GOVERNOR BAKER: There’s no citizen of this Commonwealth more in need of support than a child in a difficult and potentially dangerous situation. Six months of intense scrutiny of existing policies, six months of working to build consensus with frontline social workers and others and six months of investing millions so that DCF can start to build the resources they need to get better at their mission is creating progress. We will listen, continue to work to improve policies and find ways to strengthen the system so that children’s needs can come first and we can act to keep kids safe.

SECRETARY SUDDERS: We’ve increased the number of licensed social workers to 91 percent. We’ve posted 332 positions for social workers, supervisors and other staff, and as the Governor said we’ve had a net increase of 170 FTEs, and we’ve launched the technology upgrades to support policy implementation. Changing policies and shifting practices that have been in place for 20 years or more is not easy. Together we’re shifting from a culture of blaming social workers to one of learning together, and we acknowledge that this is a work in progress. Child welfare will always be a work in progress.

COMMISSIONER SPEARS: Recently completed is a new Family Assessment and Action Planning Policy. That policy streamlines casework so that parental capacities and risk factors affecting child safety are regularly reviewed, recorded and discussed with service providers and parents. We have for the first time in the history of the Department an In-Home Case Practice Policy that was completed this month. That policy outlines requirements for home visits and contacts with others such as doctors, family therapists and others serving the family. Like the new intake policy, there are new requirements for management review of cases to be sure that safety and services are on target.

SEIU 509 PRESIDENT MACKINNON: It is important to recognize how far we’ve come at the Department of Children and Families in just a few short years. The Commonwealth has invested millions of dollars in frontline hires, bringing a net of more than 300 staff since the start of the crisis two and a half years ago. Policy reforms we’ve pushed for for years are finally becoming a reality, and attrition rates have begun to slow for the first time in recent memory. We have a lot to be proud of. The work we’ve done so far is vital to the long term health of the agency. But the systemic challenges we confront together are more than three decades in the making, and our efforts are just the tip of the iceberg.

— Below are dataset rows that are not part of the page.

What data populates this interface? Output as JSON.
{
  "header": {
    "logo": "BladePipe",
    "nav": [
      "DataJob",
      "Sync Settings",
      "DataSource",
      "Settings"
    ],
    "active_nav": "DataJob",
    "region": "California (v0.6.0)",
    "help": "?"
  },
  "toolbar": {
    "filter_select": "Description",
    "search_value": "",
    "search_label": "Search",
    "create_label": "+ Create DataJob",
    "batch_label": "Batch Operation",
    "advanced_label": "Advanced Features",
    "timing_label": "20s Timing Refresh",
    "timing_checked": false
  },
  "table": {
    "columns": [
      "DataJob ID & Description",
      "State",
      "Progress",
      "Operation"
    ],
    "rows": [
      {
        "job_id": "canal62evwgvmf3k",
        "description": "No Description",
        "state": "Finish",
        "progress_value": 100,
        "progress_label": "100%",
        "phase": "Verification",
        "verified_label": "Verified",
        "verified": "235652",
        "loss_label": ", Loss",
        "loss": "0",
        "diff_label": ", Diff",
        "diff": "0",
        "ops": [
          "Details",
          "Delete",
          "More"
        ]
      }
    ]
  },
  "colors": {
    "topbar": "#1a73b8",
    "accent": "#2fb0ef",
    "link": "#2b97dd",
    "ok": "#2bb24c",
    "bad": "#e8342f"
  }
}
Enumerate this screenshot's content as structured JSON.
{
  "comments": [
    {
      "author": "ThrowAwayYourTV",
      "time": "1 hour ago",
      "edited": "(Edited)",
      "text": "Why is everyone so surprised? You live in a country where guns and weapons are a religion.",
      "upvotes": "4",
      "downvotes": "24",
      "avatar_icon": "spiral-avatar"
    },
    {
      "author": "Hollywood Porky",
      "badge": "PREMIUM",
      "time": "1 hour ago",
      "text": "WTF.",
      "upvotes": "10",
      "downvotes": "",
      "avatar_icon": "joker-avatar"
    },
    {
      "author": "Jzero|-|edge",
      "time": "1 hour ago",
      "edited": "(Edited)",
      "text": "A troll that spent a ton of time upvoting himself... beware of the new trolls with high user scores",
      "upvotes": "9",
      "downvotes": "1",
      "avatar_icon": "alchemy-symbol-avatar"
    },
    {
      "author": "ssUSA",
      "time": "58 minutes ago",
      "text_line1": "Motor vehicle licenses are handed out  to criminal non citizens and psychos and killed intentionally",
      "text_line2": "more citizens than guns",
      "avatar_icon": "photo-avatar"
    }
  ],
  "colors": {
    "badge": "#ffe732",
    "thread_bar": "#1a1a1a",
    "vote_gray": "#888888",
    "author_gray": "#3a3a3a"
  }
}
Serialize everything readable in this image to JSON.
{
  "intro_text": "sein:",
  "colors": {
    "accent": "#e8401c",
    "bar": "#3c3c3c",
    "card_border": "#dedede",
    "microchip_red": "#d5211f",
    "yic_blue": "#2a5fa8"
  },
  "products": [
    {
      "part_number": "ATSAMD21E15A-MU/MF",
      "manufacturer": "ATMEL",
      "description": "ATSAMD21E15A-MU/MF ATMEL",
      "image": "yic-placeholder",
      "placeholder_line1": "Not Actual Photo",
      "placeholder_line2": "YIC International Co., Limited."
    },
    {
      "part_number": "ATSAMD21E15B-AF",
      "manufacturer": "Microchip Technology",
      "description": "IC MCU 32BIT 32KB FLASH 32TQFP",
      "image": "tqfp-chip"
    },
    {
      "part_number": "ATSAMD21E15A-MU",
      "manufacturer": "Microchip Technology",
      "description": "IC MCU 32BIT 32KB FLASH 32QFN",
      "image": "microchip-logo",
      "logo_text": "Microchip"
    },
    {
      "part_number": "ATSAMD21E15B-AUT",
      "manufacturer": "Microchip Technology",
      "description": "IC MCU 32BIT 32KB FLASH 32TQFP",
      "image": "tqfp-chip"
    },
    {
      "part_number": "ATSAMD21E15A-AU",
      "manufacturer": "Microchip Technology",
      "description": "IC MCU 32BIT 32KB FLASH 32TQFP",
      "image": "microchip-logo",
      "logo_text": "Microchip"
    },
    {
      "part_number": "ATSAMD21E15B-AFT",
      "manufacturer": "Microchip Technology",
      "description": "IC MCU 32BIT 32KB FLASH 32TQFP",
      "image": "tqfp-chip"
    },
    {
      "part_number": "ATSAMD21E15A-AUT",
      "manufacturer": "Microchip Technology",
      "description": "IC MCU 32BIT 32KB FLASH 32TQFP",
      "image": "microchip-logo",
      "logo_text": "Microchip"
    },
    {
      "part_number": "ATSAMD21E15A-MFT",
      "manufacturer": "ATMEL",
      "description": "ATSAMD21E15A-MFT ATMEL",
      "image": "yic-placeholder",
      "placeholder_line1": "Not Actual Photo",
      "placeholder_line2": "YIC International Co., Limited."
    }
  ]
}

GOVERNOR BAKER: I want to thank Peter MacKinnon and his leadership team for the efforts that they continue to make and the imagination and the creativity and the determination and the perseverance they bring to getting this right. What we’re investing in, and I believe we are building with the help of many others, a Department that can keep kid safe and makes keeping kids safe its highest priority.